Remember when VR came onto the scene? Probably. And how about AR? Well, maybe you were so preoccupied watching people don the questionably-fashionable headgear and gape, gasp, and giggle at visions only they could see that you didn’t notice the quiet entrance of AR onto the scene.
Oh Great, Another Acronym to Learn
‘AR’ stands for augmented reality. In a sense, it’s VR lite: it’s virtual reality tempered by the real world. That means 3D graphics are incorporated in a viewer’s real-world field of vision. It’s overlayed onto the viewer’s environment in real time. Instead of an immersive headset (read: those super-cute goggles) it is used through your mobile phone or through glasses like Google Glass. AR allows for engagement in the “real world” while providing augmented graphics. And it’s the underdog of immersive 3D graphics.
AR: An Underdog (and a Hotdog)
Although it’s new, AR already provides a plethora of applications: in the medical industry (x-rays and MRI scans), the military (virtual head-mounted displays), marketing (augmented shopping) and entertainment (enhanced sightseeing, exhibitions, and museums). There’s also plenty of buzz about using it in education— check out these artists’ renditions of an AR-enabled classroom. And how could we forget the world’s first AR superstar, the Dancing Hotdog of Snapchat?
Let’s Zoom In

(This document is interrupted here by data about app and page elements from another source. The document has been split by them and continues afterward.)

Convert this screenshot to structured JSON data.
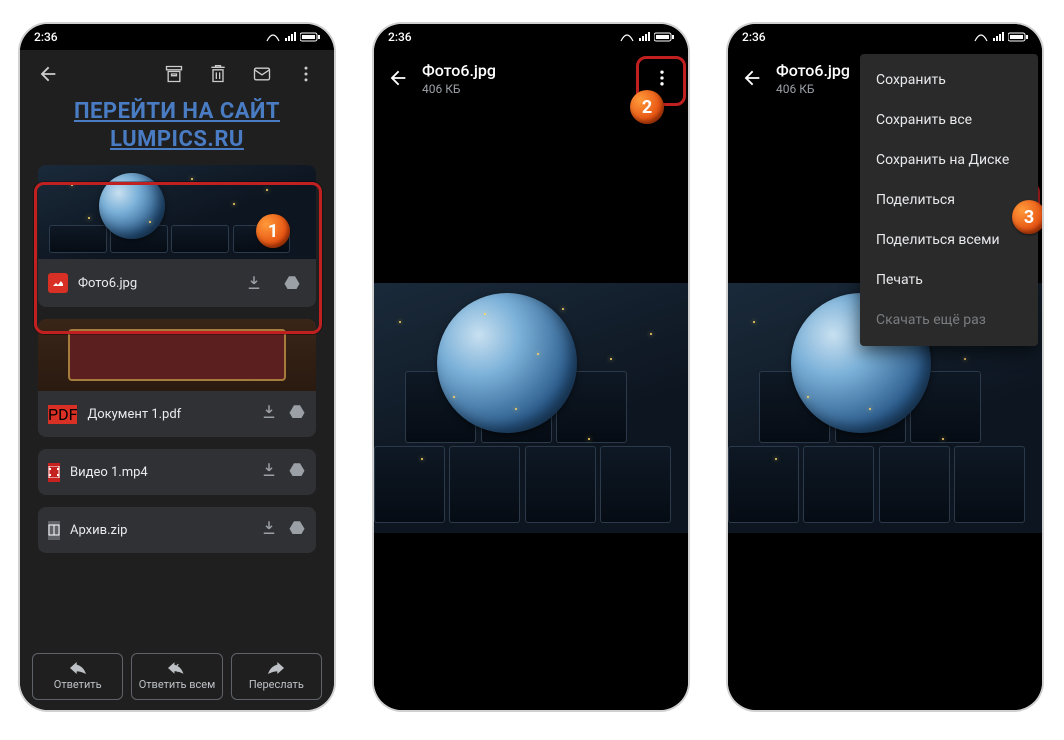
{
  "status": {
    "time": "2:36"
  },
  "phone1": {
    "linkLine1": "ПЕРЕЙТИ НА САЙТ",
    "linkLine2": "LUMPICS.RU",
    "attachments": [
      {
        "name": "Фото6.jpg",
        "type": "img"
      },
      {
        "name": "Документ 1.pdf",
        "type": "pdf"
      },
      {
        "name": "Видео 1.mp4",
        "type": "vid"
      },
      {
        "name": "Архив.zip",
        "type": "zip"
      }
    ],
    "reply": "Ответить",
    "replyAll": "Ответить всем",
    "forward": "Переслать"
  },
  "viewer": {
    "filename": "Фото6.jpg",
    "size": "406 КБ"
  },
  "menu": {
    "items": [
      "Сохранить",
      "Сохранить все",
      "Сохранить на Диске",
      "Поделиться",
      "Поделиться всеми",
      "Печать",
      "Скачать ещё раз"
    ]
  },
  "badges": {
    "b1": "1",
    "b2": "2",
    "b3": "3"
  }
}
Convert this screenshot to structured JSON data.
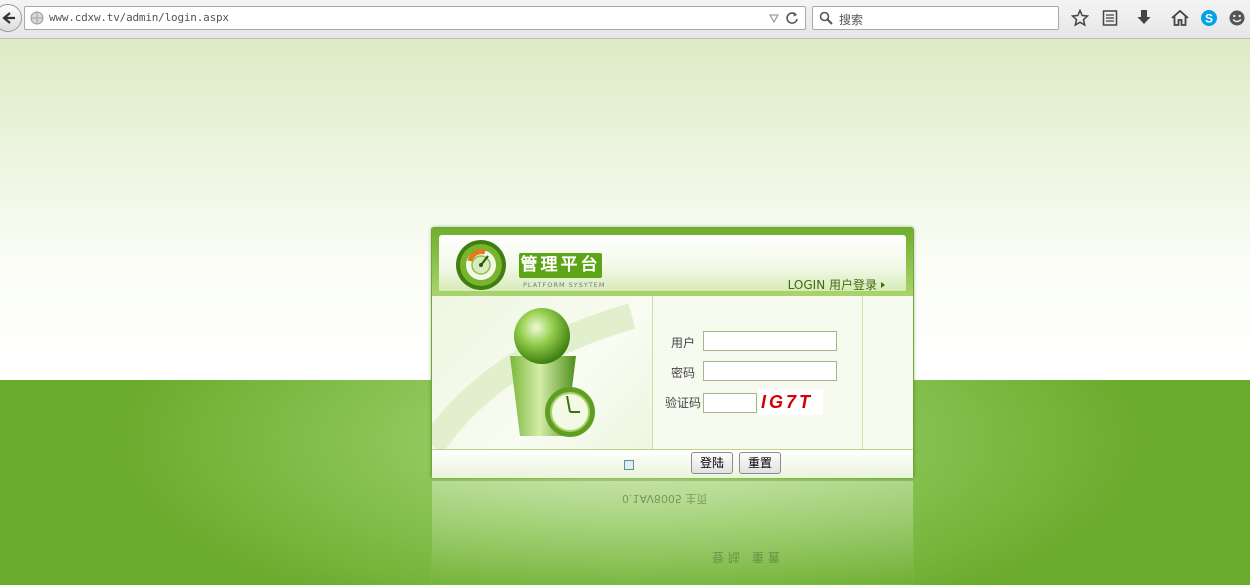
{
  "browser": {
    "url": "www.cdxw.tv/admin/login.aspx",
    "search_placeholder": "搜索"
  },
  "panel": {
    "title": "管理平台",
    "subtitle": "PLATFORM SYSYTEM",
    "login_heading": "LOGIN 用户登录"
  },
  "form": {
    "username_label": "用户",
    "username_value": "",
    "password_label": "密码",
    "password_value": "",
    "captcha_label": "验证码",
    "captcha_value": "",
    "captcha_code": "IG7T"
  },
  "buttons": {
    "login": "登陆",
    "reset": "重置"
  },
  "reflection_text": "0.1AV8005 主页"
}
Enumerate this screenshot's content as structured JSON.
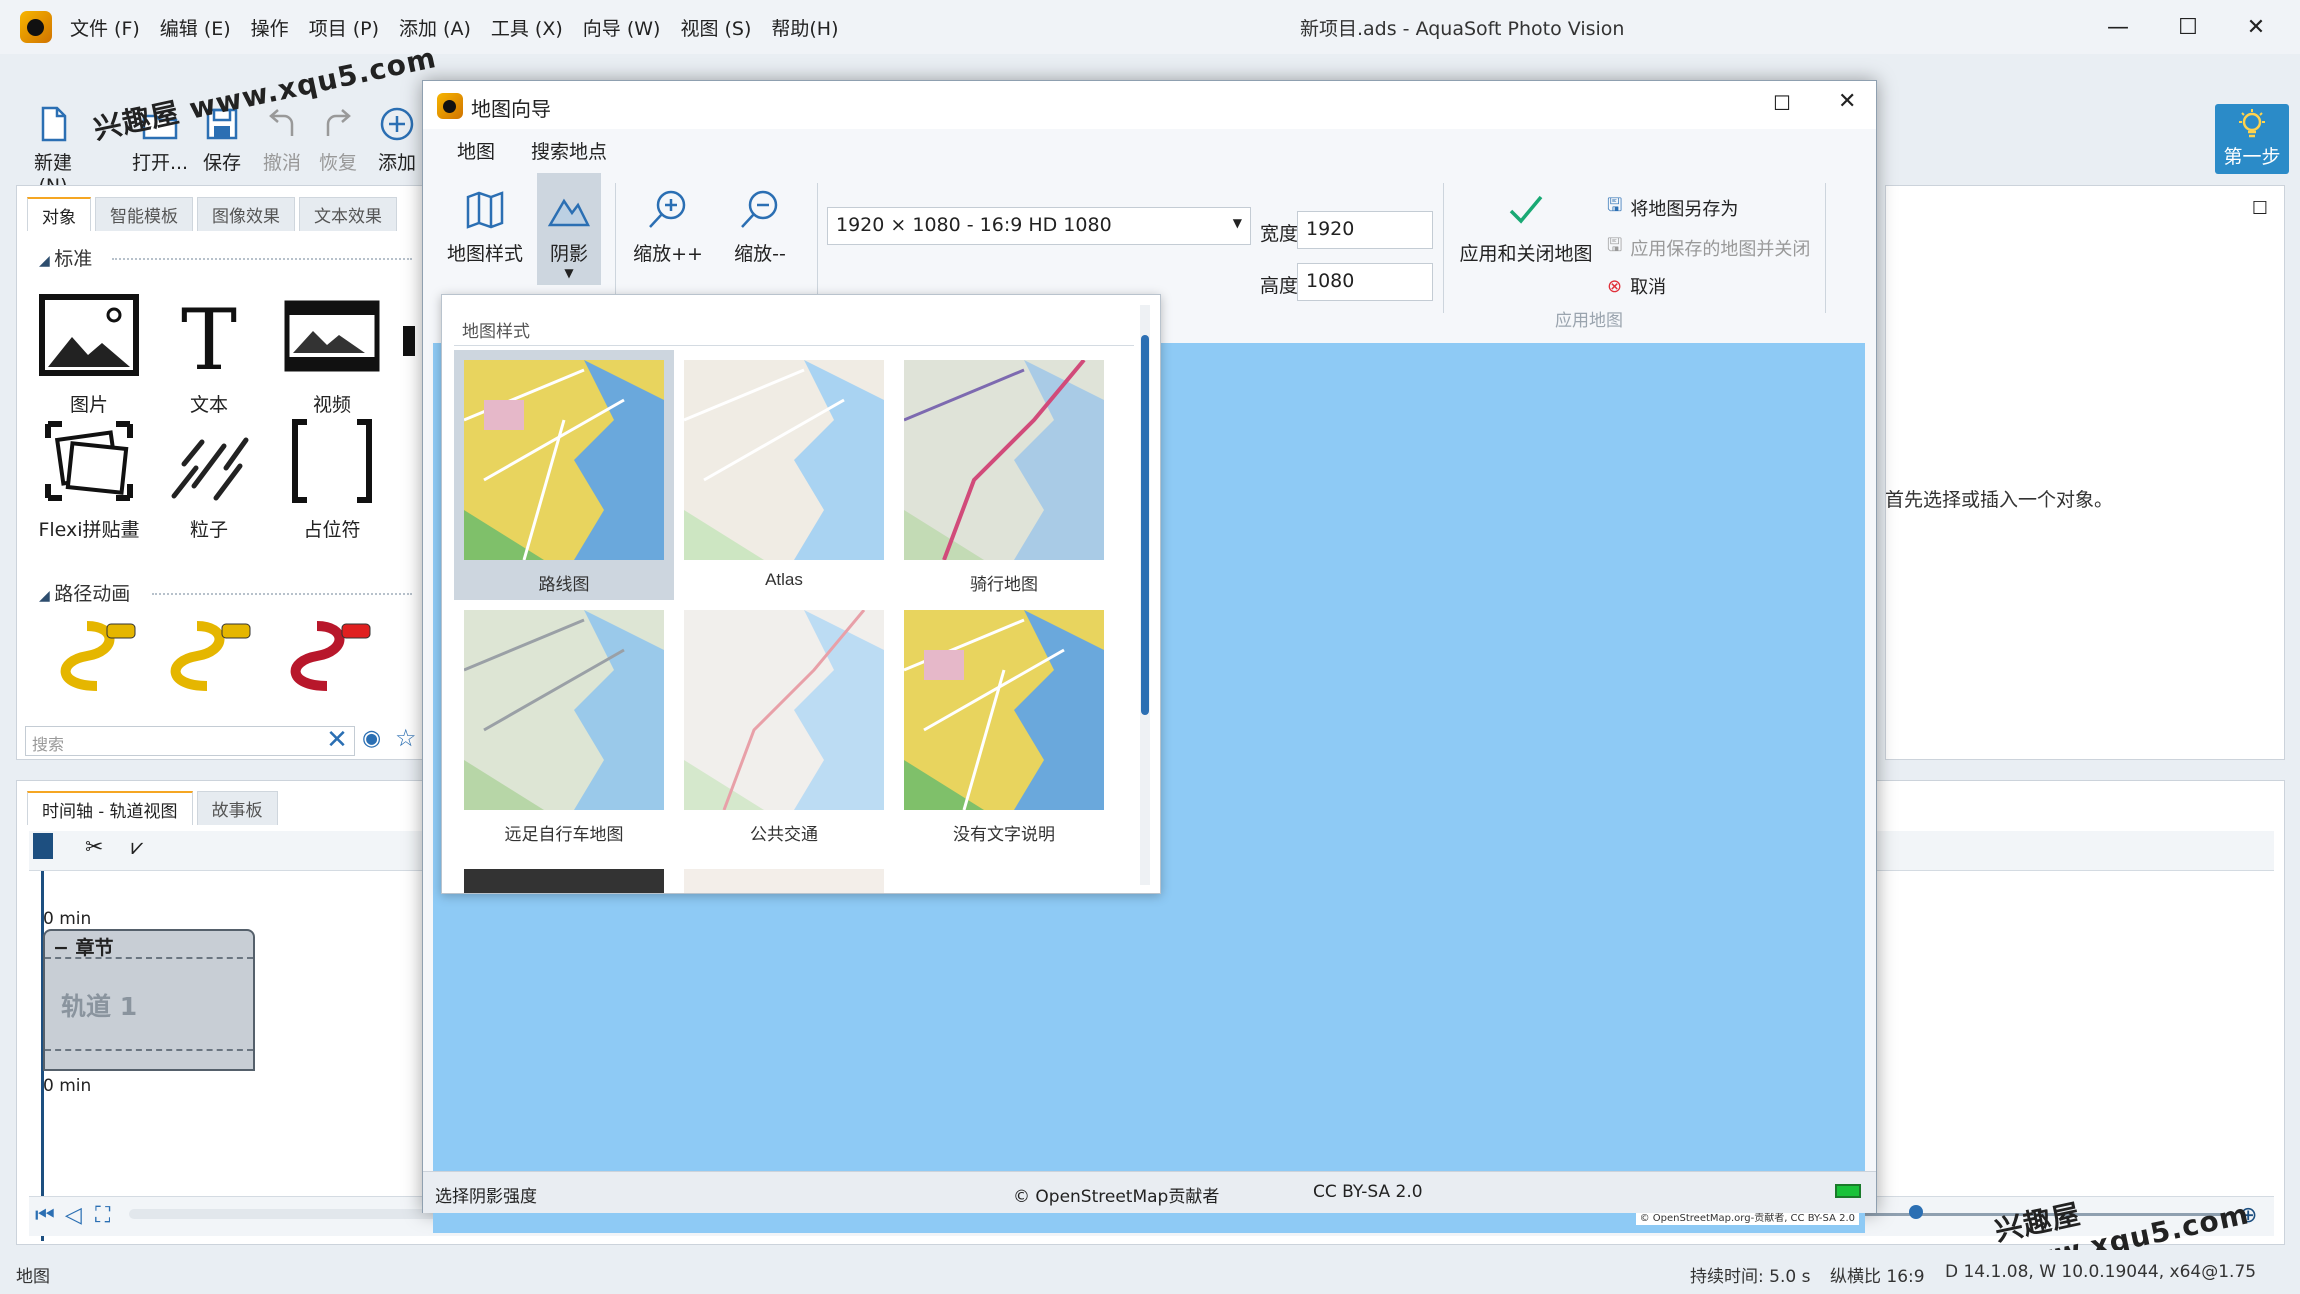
{
  "app": {
    "window_title": "新项目.ads - AquaSoft Photo Vision",
    "menu": [
      "文件 (F)",
      "编辑 (E)",
      "操作",
      "项目 (P)",
      "添加 (A)",
      "工具 (X)",
      "向导 (W)",
      "视图 (S)",
      "帮助(H)"
    ]
  },
  "ribbon": {
    "new": "新建 (N)",
    "open": "打开...",
    "save": "保存",
    "undo": "撤消",
    "redo": "恢复",
    "add": "添加",
    "step": "第一步"
  },
  "watermark": "兴趣屋 www.xqu5.com",
  "left_panel": {
    "tabs": [
      "对象",
      "智能模板",
      "图像效果",
      "文本效果",
      "..."
    ],
    "section_standard": "标准",
    "objects": [
      "图片",
      "文本",
      "视频",
      "Flexi拼贴畫",
      "粒子",
      "占位符"
    ],
    "section_path": "路径动画",
    "search_placeholder": "搜索"
  },
  "right_panel": {
    "message": "首先选择或插入一个对象。"
  },
  "timeline": {
    "tabs": [
      "时间轴 - 轨道视图",
      "故事板"
    ],
    "minutes_label": "0 min",
    "chapter": "章节",
    "track": "轨道 1"
  },
  "statusbar": {
    "left": "地图",
    "duration": "持续时间:  5.0 s",
    "aspect": "纵横比  16:9",
    "info": "D 14.1.08, W 10.0.19044, x64@1.75"
  },
  "dialog": {
    "title": "地图向导",
    "tabs": [
      "地图",
      "搜索地点"
    ],
    "map_style": "地图样式",
    "shadow": "阴影",
    "zoom_in": "缩放++",
    "zoom_out": "缩放--",
    "resolution": "1920 × 1080 - 16:9 HD 1080",
    "width_label": "宽度",
    "width_value": "1920",
    "height_label": "高度",
    "height_value": "1080",
    "apply_close": "应用和关闭地图",
    "save_map_as": "将地图另存为",
    "apply_saved_close": "应用保存的地图并关闭",
    "cancel": "取消",
    "group_apply": "应用地图",
    "status_hint": "选择阴影强度",
    "status_osm": "© OpenStreetMap贡献者",
    "status_license": "CC BY-SA 2.0",
    "osm_small": "© OpenStreetMap.org-贡献者, CC BY-SA 2.0"
  },
  "style_popup": {
    "heading": "地图样式",
    "styles": [
      "路线图",
      "Atlas",
      "骑行地图",
      "远足自行车地图",
      "公共交通",
      "没有文字说明"
    ]
  },
  "colors": {
    "accent": "#2b8bc8",
    "map_water": "#8ecaf5",
    "tab_highlight": "#f5a623",
    "scrollbar": "#2b6fb3"
  }
}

If you’re still having trouble imagining what any non-ultra-futuristic or frivolous application of AR might be, consider this: AR as a platform that takes out several middlemen. Nowadays, our cameras are smart enough to pick up on what is passing through them and classify it. If that’s so, why not hook up what our cameras detect straight to the internet? It would mean that products or places could trigger things digitally. If your phone camera recognizes a box of cereal and you have internet service— boom! That box of cereal is now interactive digitally instead of just physically. Your AR-enabled phone would be a lense that hooks up the digital world with the physical world and its objects. It makes it clickable.
Why That’s Important
That means everything network-ified. Networks are clearly the main disruptor of our times—not only social network giants (Facebook and Instagram) but also things like AirBnB and Uber. All of these things have totally changed our culture. Now imagine we have an even more seamless way to access networks. Your cereal box might sell itself off the shelf in a grocery store aisle, help you order milk from your kitchen, and provide you with some sort of fun virtual promotion over breakfast. In a healthier world, it might even provide you with statistics on sugar consumption and glycemic load…
Who’s ahead of the game?
Snapchat filters aside, there’s a small army of innovators trying to reach an AR-enabled future as described above. Magic Leap continues to release demos, AR kits are a thing (check out these cool demos on their Twitter page!) IKEA has an AR app that projects theoretical furniture purchases into your home, and Facebook has launched Camera Effects. You can even follow a small army of ultra-realistic 3D penguins to guide you to the Tokyo Zoo using AR technology. Augmented reality is provocative and fresh; it embodies everything that is great about the creative spirit that forges ahead into the twenty-first century.